++++ Supplied records ++++

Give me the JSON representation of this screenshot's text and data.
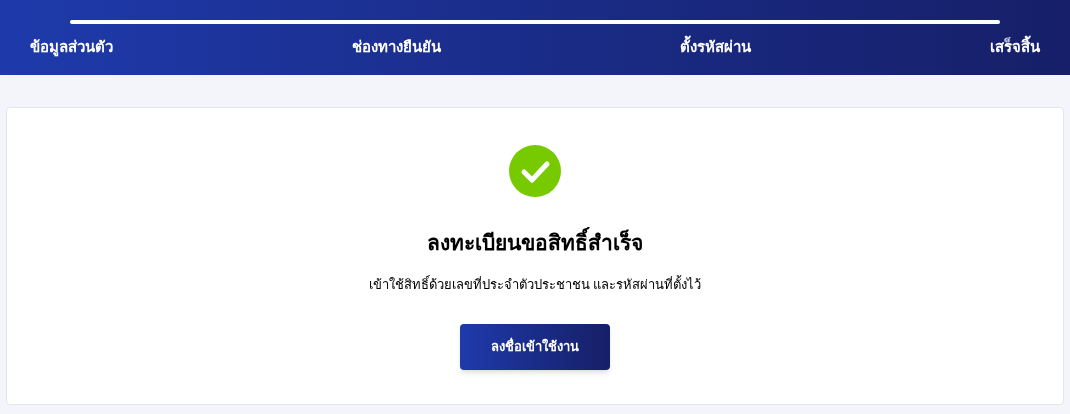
{
  "progress": {
    "level": 1
  },
  "steps": [
    "ข้อมูลส่วนตัว",
    "ช่องทางยืนยัน",
    "ตั้งรหัสผ่าน",
    "เสร็จสิ้น"
  ],
  "result": {
    "title": "ลงทะเบียนขอสิทธิ์สำเร็จ",
    "message": "เข้าใช้สิทธิ์ด้วยเลขที่ประจำตัวประชาชน และรหัสผ่านที่ตั้งไว้",
    "button": "ลงชื่อเข้าใช้งาน"
  }
}
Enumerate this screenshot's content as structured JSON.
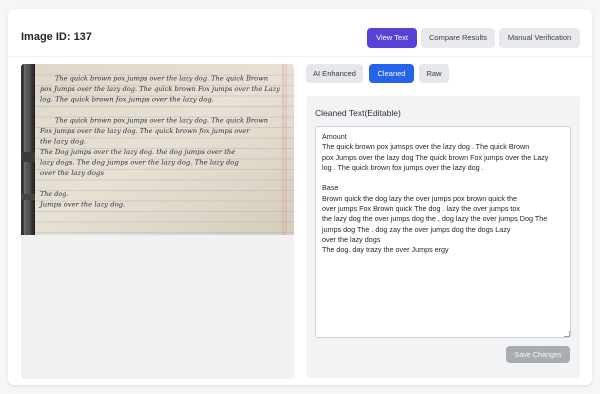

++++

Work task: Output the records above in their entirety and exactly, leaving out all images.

Response area:
Give me the JSON representation of this screenshot's text and data.
{
  "progress": {
    "level": 1
  },
  "steps": [
    "ข้อมูลส่วนตัว",
    "ช่องทางยืนยัน",
    "ตั้งรหัสผ่าน",
    "เสร็จสิ้น"
  ],
  "result": {
    "title": "ลงทะเบียนขอสิทธิ์สำเร็จ",
    "message": "เข้าใช้สิทธิ์ด้วยเลขที่ประจำตัวประชาชน และรหัสผ่านที่ตั้งไว้",
    "button": "ลงชื่อเข้าใช้งาน"
  }
}
Enumerate this screenshot's content as structured JSON.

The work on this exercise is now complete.